Born in Manchester, where her father, Ogilvie Duthie, was director of education for Salford, Georgiana Duthie was educated at Manchester High School for Girls, Manchester University and King’s College Hospital, London. After house appointments, which included the distinction of being the first woman house surgeon at the Manchester Royal Infirmary, she proceeded to a demonstratorship in anatomy under Professor Stopford.
She was awarded the MD with distinction in 1923, and became the first Dickinson travelling scholar, University of Manchester, selecting the Pasteur Institute in Paris as the centre for her overseas study. It was whilst working in Paris that she met her future husband, Kenneth Bonser, whom she married in December 1927.
On her return from Paris, she was appointed demonstrator in pathology at the University of Leeds under Matthew Stewart, and in 1927 became research fellow and lecturer in the newly established department of cancer research. She was promoted reader in 1950. Her initial research was concerned with the possible role of genetic factors in the formation of tumours, particularly tumours of the breast in mice. This experimental study was combined with a clinical follow-up of the sibs of a cohort of patients treated for cancer of the breast.
Her second major research interest was stimulated by a request to make an epidemiological study of cancer of the bladder in men employed at the ICI dye works, Huddersfield. This study was pursued with the help of chemists, particularly DB Clayson and JW Jull, and with the surgical skill of LN Pyrah, who assisted with the animal experimental work. They made an exhaustive study on the effects of beta-naphthylamine and associated aromatic chemicals with carcinogenic properties.

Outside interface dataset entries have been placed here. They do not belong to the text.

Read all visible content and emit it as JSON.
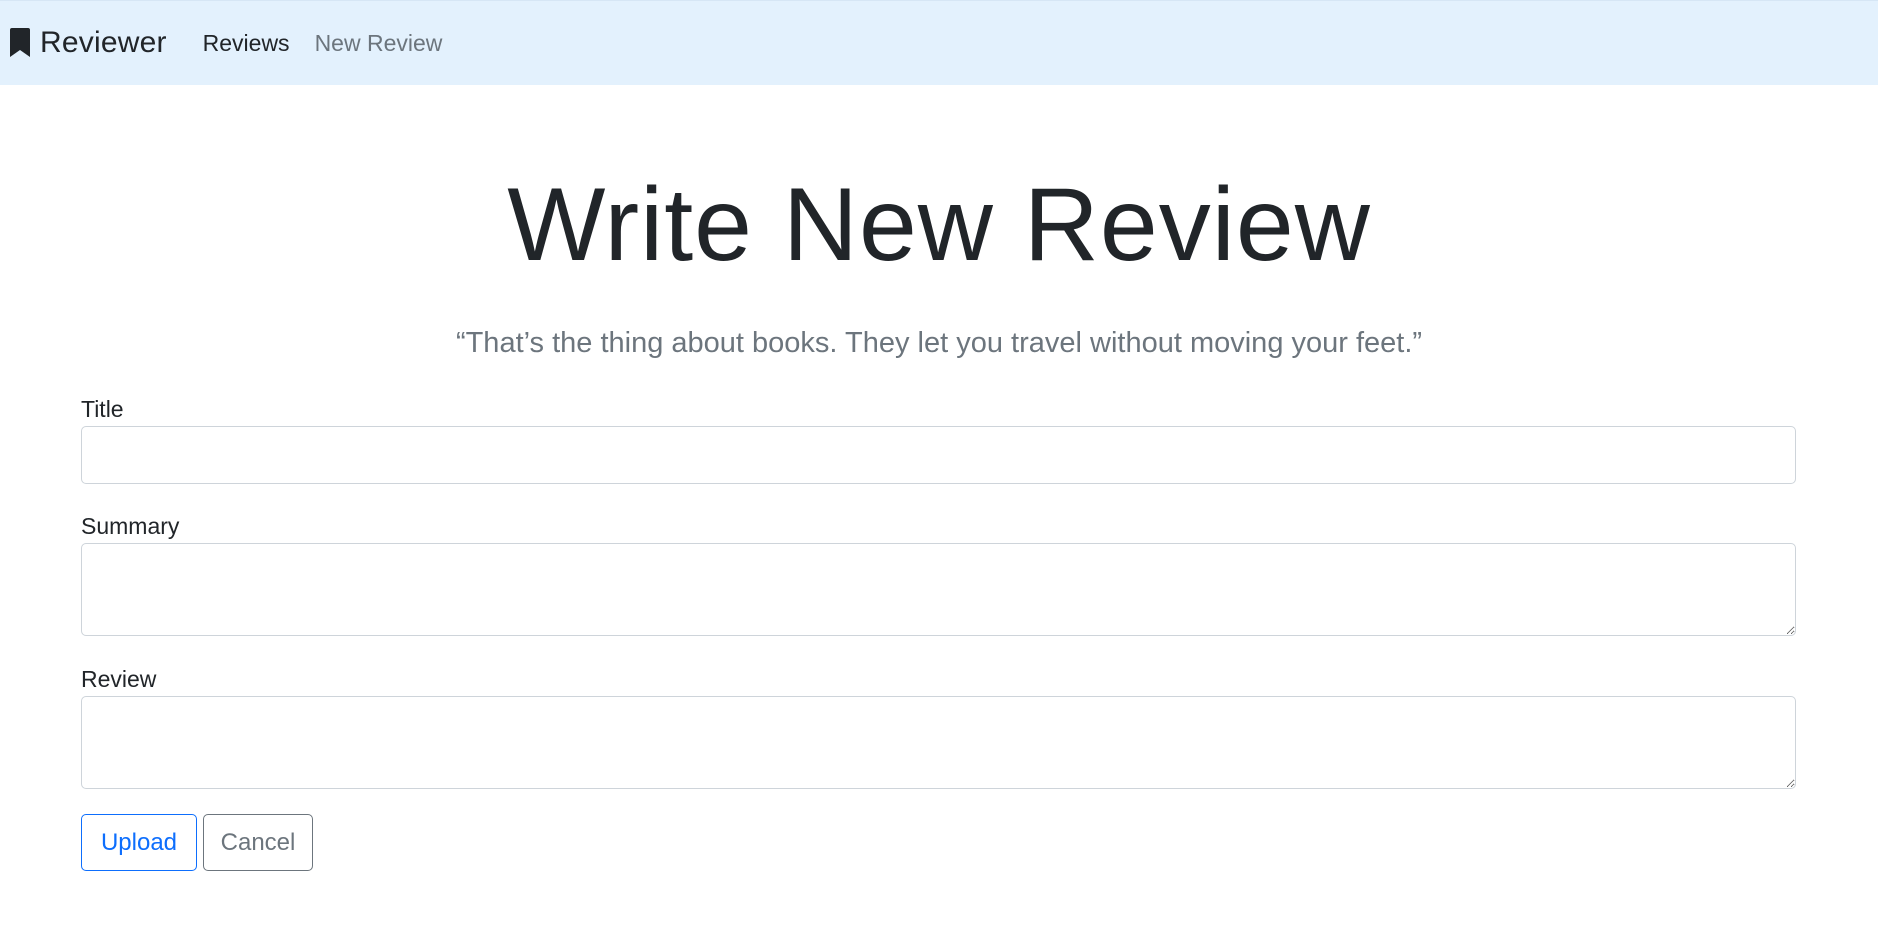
{
  "navbar": {
    "brand": "Reviewer",
    "brand_icon": "bookmark-icon",
    "links": [
      {
        "label": "Reviews"
      },
      {
        "label": "New Review"
      }
    ],
    "background": "#e3f1fd"
  },
  "main": {
    "title": "Write New Review",
    "quote": "“That’s the thing about books. They let you travel without moving your feet.”"
  },
  "form": {
    "title": {
      "label": "Title",
      "value": ""
    },
    "summary": {
      "label": "Summary",
      "value": ""
    },
    "review": {
      "label": "Review",
      "value": ""
    },
    "upload_label": "Upload",
    "cancel_label": "Cancel"
  },
  "colors": {
    "primary": "#0d6efd",
    "secondary": "#6c757d",
    "text": "#212529"
  }
}
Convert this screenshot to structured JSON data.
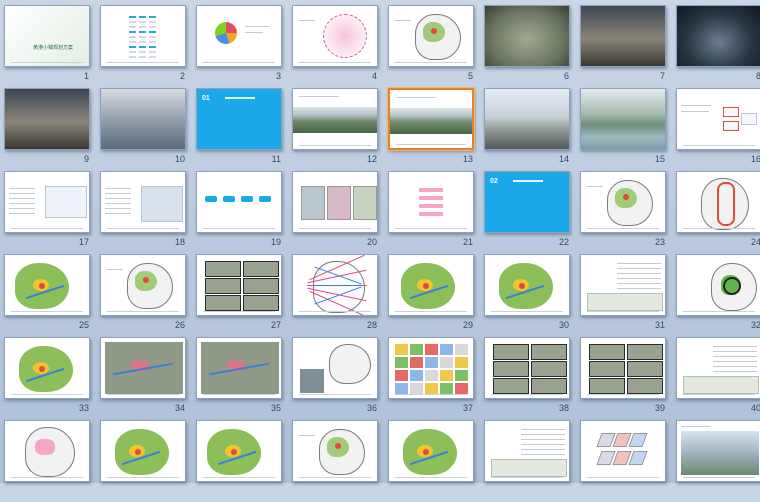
{
  "slide_sorter": {
    "selected_slide": "13",
    "section_01_label": "01",
    "section_02_label": "02",
    "cover_title": "黄港小镇规划方案",
    "slides": [
      {
        "number": "1"
      },
      {
        "number": "2"
      },
      {
        "number": "3"
      },
      {
        "number": "4"
      },
      {
        "number": "5"
      },
      {
        "number": "6"
      },
      {
        "number": "7"
      },
      {
        "number": "8"
      },
      {
        "number": "9"
      },
      {
        "number": "10"
      },
      {
        "number": "11"
      },
      {
        "number": "12"
      },
      {
        "number": "13"
      },
      {
        "number": "14"
      },
      {
        "number": "15"
      },
      {
        "number": "16"
      },
      {
        "number": "17"
      },
      {
        "number": "18"
      },
      {
        "number": "19"
      },
      {
        "number": "20"
      },
      {
        "number": "21"
      },
      {
        "number": "22"
      },
      {
        "number": "23"
      },
      {
        "number": "24"
      },
      {
        "number": "25"
      },
      {
        "number": "26"
      },
      {
        "number": "27"
      },
      {
        "number": "28"
      },
      {
        "number": "29"
      },
      {
        "number": "30"
      },
      {
        "number": "31"
      },
      {
        "number": "32"
      },
      {
        "number": "33"
      },
      {
        "number": "34"
      },
      {
        "number": "35"
      },
      {
        "number": "36"
      },
      {
        "number": "37"
      },
      {
        "number": "38"
      },
      {
        "number": "39"
      },
      {
        "number": "40"
      },
      {
        "number": ""
      },
      {
        "number": ""
      },
      {
        "number": ""
      },
      {
        "number": ""
      },
      {
        "number": ""
      },
      {
        "number": ""
      },
      {
        "number": ""
      },
      {
        "number": ""
      }
    ]
  },
  "colors": {
    "background": "#b9c9de",
    "section_blue": "#1ba8e8",
    "selection_orange": "#e0852b"
  }
}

With the outbreak of World War II and the virtual closure of the department of cancer research, she was appointed morbid anatomist to Pontefract General Hospital in 1942, and in 1948 transferred to St James’s Hospital, Leeds. The latter appointment she continued part-time until her retirement.
Even after retirement she continued, with the co-operation of her clinical colleagues, to run a clinic for the study of the effects of hormones in the treatment and control of cancer of the breast and tumours of the testicle. Her researches led to her being in great demand nationally and internationally, and she visited many countries — Holland, Italy, India, Israel, Egypt, Turkey, Greece and Japan - to participate in symposia and to lecture.
She was a member of the scientific committee on toxic substances in agriculture and food storage, Ministry of Agriculture, of the carcinogen panel of the Ministry of Health and of the scientific committee appointed by the chemical industry to enquire into the cause and prevention of papilloma of the bladder.
Georgiana Bonser was deeply concerned that women medical graduates should play an important role in professional matters. She was the first woman chairman of the Leeds Division of the British Medical Association, and president of the Women’s Medical Federation (1959-1960). She and her husband kept open house for women medical undergraduates at Leeds, and she was always available to discuss with them problems arising during their course and to counsel them concerning their postgraduate career.
She did much to encourage medical women to continue in practice, and was able to find employment for a number of distinguished women graduates in the cancer department to the mutual benefit of both. Despite a full and active professional life she found time to study art and languages, and was able to participate in her husband’s archeological activities. Many are the miles they drove and tramped together in the north of England searching for the drovers’ roads in preparation for a book by her husband.
Sir Ronald Tunbridge
[Brit.med.J., 1979, 1, 1789; 2, 402; Daily Telegraph, 12 June 1979]